Billionaire investor George Soros has reiterated his recent warning about the European Union’s possible fate, warning that the bloc could die from the economic calamity brought on by the coronavirus crisis unless it began issuing bonds to assist its weakest members.
“If the EU is unable to consider it now, it may not be able to survive the challenges it currently confronts,” Soros said in an email to reporters, his remarks cited by Reuters. “This is not a theoretical possibility; it may be the tragic reality,” he stressed.
According to the investor, issuing bonds to help countries would require Brussels to maintain a AAA credit rating, meaning the need to authorize new taxes to cover the bonds’ cost. “The taxes only have to be authorized; they don’t need to be implemented,” he insisted.
Soros also expanded on a subject he discussed at length last week – the German Constitutional Court’s ruling that the European Central Bank had overstepped its mandate with the purchase of government debt under its quantitative easing (i.e. cash printing) programme. The German court gave the bank a three-month ultimatum to justify the proportionality of the bond purchases, and warned that the Bundesbank would drop out of the programme if a solution was not found.
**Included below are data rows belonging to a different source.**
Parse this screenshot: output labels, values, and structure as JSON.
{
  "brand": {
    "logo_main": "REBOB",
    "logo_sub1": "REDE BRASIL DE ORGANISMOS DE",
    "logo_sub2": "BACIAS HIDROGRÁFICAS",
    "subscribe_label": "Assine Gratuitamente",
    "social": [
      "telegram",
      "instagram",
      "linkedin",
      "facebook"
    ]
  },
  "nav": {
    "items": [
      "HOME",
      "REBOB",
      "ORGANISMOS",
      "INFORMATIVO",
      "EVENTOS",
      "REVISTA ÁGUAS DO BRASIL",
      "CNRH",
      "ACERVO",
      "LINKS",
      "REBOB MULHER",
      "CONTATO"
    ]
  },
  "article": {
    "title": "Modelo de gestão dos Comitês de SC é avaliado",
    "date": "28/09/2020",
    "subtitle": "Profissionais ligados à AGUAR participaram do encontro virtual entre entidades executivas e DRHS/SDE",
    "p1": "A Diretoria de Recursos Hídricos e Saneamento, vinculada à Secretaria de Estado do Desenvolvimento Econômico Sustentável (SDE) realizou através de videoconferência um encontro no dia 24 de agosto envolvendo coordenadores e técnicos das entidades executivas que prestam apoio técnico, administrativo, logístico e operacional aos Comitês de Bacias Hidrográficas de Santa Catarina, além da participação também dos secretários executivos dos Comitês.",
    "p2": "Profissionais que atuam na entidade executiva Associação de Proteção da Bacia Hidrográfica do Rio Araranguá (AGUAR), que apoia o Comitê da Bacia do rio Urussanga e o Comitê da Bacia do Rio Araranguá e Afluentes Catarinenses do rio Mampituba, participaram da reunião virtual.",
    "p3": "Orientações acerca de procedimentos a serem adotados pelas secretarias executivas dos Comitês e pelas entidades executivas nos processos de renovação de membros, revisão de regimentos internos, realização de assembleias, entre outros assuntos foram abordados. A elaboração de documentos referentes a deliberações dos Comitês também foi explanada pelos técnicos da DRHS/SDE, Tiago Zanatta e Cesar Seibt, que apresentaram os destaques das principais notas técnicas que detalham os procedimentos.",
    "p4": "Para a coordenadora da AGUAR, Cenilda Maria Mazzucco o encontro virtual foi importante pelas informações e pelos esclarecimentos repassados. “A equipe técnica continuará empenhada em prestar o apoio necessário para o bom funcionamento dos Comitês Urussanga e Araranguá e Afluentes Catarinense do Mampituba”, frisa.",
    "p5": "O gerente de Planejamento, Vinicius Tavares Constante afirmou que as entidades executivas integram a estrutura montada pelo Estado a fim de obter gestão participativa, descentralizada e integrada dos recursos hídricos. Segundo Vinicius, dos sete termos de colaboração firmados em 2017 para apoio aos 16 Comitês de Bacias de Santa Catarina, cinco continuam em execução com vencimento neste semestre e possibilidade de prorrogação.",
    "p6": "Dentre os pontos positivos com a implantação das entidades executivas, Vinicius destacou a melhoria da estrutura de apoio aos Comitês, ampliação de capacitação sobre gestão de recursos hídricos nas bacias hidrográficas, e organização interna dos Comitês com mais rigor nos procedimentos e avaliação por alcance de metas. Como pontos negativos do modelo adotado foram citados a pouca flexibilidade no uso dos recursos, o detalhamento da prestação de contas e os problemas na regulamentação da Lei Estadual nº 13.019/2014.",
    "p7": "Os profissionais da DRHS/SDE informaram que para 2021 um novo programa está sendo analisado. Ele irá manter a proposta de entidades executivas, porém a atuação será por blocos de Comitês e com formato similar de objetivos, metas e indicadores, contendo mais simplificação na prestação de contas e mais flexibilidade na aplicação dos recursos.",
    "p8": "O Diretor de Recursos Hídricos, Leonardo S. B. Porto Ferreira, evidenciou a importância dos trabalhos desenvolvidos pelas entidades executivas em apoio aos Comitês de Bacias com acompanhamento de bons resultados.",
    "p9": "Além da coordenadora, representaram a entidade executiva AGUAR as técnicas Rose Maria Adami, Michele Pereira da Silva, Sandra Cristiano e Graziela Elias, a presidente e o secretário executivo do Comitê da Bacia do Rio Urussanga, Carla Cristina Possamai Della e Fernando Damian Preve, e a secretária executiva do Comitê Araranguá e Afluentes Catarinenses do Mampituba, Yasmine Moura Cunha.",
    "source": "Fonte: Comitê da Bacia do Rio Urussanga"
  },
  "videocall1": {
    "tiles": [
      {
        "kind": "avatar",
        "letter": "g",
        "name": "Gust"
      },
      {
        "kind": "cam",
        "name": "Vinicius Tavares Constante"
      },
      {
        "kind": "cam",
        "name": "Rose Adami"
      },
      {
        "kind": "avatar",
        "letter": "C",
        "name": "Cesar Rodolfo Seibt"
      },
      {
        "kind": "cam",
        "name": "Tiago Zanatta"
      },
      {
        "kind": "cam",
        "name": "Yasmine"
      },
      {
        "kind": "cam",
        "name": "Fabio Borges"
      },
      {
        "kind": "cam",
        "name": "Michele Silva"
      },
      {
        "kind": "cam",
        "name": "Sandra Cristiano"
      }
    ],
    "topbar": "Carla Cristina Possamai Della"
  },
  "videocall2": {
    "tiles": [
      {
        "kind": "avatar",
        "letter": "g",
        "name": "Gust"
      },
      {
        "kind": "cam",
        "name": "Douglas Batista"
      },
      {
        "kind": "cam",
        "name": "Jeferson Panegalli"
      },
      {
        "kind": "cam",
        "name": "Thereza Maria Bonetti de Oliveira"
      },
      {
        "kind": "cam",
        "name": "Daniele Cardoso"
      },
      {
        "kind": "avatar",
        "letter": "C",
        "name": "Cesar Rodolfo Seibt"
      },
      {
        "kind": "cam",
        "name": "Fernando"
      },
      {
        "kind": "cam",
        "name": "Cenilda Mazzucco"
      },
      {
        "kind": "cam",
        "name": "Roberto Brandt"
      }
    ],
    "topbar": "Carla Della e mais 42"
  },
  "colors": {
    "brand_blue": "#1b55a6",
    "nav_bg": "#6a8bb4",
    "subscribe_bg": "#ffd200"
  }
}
In an unprecedented response, the European Commission threatened to sue Berlin.
In his remarks Friday, Soros suggested that “the relaxation of state aid rules, which favour Germany, has been particularly unfair to Italy, which was already the sick man of Europe and then the hardest hit by COVID-19.”
According to Soros, if Italy drops out of the EU, it might be the beginning of the end for the bloc. “What would be left of Europe without Italy?” he asked.
Soros isn’t alone in his concerns about the EU’s weak performance in the face of the coronavirus crisis. Last week, Bloomberg reported that Brussels’ failure to “mount a joint fiscal defence” against the coronavirus and the “lack of a cohesive fiscal policy” have already made the euro one of the weakest major Western currencies, sparking fresh fears about the bloc’s future.
Soros, the Hungarian-American hedge fund manager-turned activist, has been a vocal proponent of the European Union project since the 1990s. In the UK, he’s best known for sparking the 1992 run on the pound, which earned him his first billion dollar earning, but cost the British economy billions in losses. In 2002, he was convicted of insider trading in France. Elsewhere, he’s faced criticism for spending billions of dollars spreading his vision of a global, liberal, market-driven world order. He began his political activities in Eastern Europe in Eastern Europe and the former Soviet Union in the late 1980s and early 1990s. Since then, his Open Societies Foundations have spread to over 60 countries, including not just developing nations, but the US and Western Europe as well. Russia kicked Open Society Foundations out of the country in 2015, listing their activities as a threat to national security.